◆ Problem requirements
Every line below that holds the word "user" counts once; please tally them and give only the total.

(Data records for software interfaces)
..........

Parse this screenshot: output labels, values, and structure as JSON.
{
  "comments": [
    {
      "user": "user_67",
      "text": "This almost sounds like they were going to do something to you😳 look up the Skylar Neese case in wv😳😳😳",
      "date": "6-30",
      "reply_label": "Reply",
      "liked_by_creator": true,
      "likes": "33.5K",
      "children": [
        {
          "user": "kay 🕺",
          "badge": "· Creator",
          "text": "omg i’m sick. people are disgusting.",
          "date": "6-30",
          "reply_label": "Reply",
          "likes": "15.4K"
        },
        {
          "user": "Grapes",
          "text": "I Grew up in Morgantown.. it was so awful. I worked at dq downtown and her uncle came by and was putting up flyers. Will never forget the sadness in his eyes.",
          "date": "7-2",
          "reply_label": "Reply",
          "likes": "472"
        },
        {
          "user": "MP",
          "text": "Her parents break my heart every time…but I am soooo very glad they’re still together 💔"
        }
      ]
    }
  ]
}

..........

◆ Answer
4